- REQUIRED ACTION -
When you retype the data, keep every line exactly as it appears.

BEGIN DATA IN THIS EXERCISE

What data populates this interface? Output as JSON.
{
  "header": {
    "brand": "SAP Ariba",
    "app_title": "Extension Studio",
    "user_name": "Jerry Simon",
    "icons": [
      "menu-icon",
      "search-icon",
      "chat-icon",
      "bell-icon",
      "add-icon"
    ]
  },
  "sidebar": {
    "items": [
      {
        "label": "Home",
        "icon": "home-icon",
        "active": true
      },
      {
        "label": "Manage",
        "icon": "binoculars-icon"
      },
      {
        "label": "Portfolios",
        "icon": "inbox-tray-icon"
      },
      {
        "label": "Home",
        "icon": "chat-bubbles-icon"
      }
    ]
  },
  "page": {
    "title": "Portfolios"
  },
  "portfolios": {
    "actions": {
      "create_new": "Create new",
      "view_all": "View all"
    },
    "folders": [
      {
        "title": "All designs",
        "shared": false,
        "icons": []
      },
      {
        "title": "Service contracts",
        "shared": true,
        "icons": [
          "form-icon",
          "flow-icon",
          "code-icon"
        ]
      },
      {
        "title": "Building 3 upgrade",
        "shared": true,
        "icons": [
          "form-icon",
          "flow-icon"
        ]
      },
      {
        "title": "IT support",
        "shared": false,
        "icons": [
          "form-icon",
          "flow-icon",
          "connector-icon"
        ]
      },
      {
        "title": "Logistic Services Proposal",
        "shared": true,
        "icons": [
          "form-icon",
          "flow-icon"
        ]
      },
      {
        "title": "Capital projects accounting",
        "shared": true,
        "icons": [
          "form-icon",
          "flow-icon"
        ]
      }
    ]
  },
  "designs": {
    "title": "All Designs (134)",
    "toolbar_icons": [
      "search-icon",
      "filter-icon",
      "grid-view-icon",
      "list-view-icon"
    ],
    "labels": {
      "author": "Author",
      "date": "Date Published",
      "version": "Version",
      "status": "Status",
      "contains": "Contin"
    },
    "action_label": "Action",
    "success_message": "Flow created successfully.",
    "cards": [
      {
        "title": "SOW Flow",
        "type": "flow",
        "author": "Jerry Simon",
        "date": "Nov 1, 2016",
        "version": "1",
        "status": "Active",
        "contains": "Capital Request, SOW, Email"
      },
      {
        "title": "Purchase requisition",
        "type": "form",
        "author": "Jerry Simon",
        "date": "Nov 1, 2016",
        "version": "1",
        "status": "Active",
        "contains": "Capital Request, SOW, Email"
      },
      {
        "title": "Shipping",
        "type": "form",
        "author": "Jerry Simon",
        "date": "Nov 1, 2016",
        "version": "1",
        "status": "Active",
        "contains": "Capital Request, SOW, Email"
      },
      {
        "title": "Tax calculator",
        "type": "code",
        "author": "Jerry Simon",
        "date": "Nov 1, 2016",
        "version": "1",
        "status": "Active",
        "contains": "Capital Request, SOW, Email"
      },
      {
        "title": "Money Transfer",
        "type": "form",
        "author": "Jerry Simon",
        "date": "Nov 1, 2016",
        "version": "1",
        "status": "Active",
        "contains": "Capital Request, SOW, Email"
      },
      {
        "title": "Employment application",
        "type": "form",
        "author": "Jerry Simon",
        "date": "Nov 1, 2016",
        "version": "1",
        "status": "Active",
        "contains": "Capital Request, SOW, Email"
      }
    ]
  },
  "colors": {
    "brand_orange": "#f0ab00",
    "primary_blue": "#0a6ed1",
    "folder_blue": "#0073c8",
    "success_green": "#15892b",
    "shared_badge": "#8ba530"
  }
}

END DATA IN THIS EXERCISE

- ANSWER TO THE EXERCISE -
What data populates this interface? Output as JSON.
{
  "header": {
    "brand": "SAP Ariba",
    "app_title": "Extension Studio",
    "user_name": "Jerry Simon",
    "icons": [
      "menu-icon",
      "search-icon",
      "chat-icon",
      "bell-icon",
      "add-icon"
    ]
  },
  "sidebar": {
    "items": [
      {
        "label": "Home",
        "icon": "home-icon",
        "active": true
      },
      {
        "label": "Manage",
        "icon": "binoculars-icon"
      },
      {
        "label": "Portfolios",
        "icon": "inbox-tray-icon"
      },
      {
        "label": "Home",
        "icon": "chat-bubbles-icon"
      }
    ]
  },
  "page": {
    "title": "Portfolios"
  },
  "portfolios": {
    "actions": {
      "create_new": "Create new",
      "view_all": "View all"
    },
    "folders": [
      {
        "title": "All designs",
        "shared": false,
        "icons": []
      },
      {
        "title": "Service contracts",
        "shared": true,
        "icons": [
          "form-icon",
          "flow-icon",
          "code-icon"
        ]
      },
      {
        "title": "Building 3 upgrade",
        "shared": true,
        "icons": [
          "form-icon",
          "flow-icon"
        ]
      },
      {
        "title": "IT support",
        "shared": false,
        "icons": [
          "form-icon",
          "flow-icon",
          "connector-icon"
        ]
      },
      {
        "title": "Logistic Services Proposal",
        "shared": true,
        "icons": [
          "form-icon",
          "flow-icon"
        ]
      },
      {
        "title": "Capital projects accounting",
        "shared": true,
        "icons": [
          "form-icon",
          "flow-icon"
        ]
      }
    ]
  },
  "designs": {
    "title": "All Designs (134)",
    "toolbar_icons": [
      "search-icon",
      "filter-icon",
      "grid-view-icon",
      "list-view-icon"
    ],
    "labels": {
      "author": "Author",
      "date": "Date Published",
      "version": "Version",
      "status": "Status",
      "contains": "Contin"
    },
    "action_label": "Action",
    "success_message": "Flow created successfully.",
    "cards": [
      {
        "title": "SOW Flow",
        "type": "flow",
        "author": "Jerry Simon",
        "date": "Nov 1, 2016",
        "version": "1",
        "status": "Active",
        "contains": "Capital Request, SOW, Email"
      },
      {
        "title": "Purchase requisition",
        "type": "form",
        "author": "Jerry Simon",
        "date": "Nov 1, 2016",
        "version": "1",
        "status": "Active",
        "contains": "Capital Request, SOW, Email"
      },
      {
        "title": "Shipping",
        "type": "form",
        "author": "Jerry Simon",
        "date": "Nov 1, 2016",
        "version": "1",
        "status": "Active",
        "contains": "Capital Request, SOW, Email"
      },
      {
        "title": "Tax calculator",
        "type": "code",
        "author": "Jerry Simon",
        "date": "Nov 1, 2016",
        "version": "1",
        "status": "Active",
        "contains": "Capital Request, SOW, Email"
      },
      {
        "title": "Money Transfer",
        "type": "form",
        "author": "Jerry Simon",
        "date": "Nov 1, 2016",
        "version": "1",
        "status": "Active",
        "contains": "Capital Request, SOW, Email"
      },
      {
        "title": "Employment application",
        "type": "form",
        "author": "Jerry Simon",
        "date": "Nov 1, 2016",
        "version": "1",
        "status": "Active",
        "contains": "Capital Request, SOW, Email"
      }
    ]
  },
  "colors": {
    "brand_orange": "#f0ab00",
    "primary_blue": "#0a6ed1",
    "folder_blue": "#0073c8",
    "success_green": "#15892b",
    "shared_badge": "#8ba530"
  }
}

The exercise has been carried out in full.